■ **Task to complete**:
How many lines in the records below contain "WEBディレクション"? Answer with the number alone.

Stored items
****

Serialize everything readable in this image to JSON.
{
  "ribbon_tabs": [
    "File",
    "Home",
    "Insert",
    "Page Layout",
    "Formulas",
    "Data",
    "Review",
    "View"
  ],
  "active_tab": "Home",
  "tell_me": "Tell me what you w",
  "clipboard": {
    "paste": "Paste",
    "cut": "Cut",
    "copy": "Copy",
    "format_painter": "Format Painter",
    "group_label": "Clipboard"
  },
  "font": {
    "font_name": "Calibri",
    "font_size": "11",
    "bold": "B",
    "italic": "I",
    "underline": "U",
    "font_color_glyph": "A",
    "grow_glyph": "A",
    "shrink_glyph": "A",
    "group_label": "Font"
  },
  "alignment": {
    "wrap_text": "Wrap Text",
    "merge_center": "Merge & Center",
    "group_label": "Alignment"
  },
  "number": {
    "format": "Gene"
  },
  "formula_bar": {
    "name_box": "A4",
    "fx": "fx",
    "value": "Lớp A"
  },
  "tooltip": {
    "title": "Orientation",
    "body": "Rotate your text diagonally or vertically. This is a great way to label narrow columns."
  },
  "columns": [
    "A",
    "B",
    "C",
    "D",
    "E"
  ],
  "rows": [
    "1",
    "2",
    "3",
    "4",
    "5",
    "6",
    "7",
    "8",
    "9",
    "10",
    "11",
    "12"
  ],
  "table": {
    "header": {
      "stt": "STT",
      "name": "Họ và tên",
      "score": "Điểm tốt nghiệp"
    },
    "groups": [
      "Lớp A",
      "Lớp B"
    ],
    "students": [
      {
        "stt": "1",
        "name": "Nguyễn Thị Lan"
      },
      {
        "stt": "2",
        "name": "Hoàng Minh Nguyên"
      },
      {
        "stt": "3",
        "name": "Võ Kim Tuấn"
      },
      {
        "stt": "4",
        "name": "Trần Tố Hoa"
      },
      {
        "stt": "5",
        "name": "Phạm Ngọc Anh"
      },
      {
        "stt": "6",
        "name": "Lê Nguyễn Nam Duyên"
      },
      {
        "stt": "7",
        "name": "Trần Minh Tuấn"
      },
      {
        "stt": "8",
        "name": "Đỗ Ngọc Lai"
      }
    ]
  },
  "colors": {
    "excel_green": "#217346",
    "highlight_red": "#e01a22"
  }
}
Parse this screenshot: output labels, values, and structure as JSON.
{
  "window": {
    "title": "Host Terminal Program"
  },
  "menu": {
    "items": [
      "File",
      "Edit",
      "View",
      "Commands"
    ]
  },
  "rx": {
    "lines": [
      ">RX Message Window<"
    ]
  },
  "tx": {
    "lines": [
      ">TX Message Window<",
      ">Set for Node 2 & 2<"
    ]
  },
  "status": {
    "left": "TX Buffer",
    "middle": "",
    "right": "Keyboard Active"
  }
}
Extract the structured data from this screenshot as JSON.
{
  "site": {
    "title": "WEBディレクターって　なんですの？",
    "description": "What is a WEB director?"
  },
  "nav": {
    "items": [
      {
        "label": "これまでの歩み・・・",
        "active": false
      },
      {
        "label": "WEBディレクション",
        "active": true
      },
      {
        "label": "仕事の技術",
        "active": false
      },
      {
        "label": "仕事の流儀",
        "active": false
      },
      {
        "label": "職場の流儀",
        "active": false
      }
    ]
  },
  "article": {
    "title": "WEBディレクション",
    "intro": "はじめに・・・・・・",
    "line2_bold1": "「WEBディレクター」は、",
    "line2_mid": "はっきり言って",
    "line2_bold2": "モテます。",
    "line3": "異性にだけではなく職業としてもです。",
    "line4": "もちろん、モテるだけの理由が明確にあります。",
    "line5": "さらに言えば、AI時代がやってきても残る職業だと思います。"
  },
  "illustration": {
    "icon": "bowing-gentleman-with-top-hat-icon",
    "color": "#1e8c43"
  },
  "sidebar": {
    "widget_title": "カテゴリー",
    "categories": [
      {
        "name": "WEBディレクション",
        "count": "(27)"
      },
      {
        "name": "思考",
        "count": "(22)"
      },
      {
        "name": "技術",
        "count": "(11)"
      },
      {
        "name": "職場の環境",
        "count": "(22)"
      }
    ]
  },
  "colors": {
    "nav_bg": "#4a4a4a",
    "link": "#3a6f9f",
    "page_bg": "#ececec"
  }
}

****

■ **Solution to this task**:
3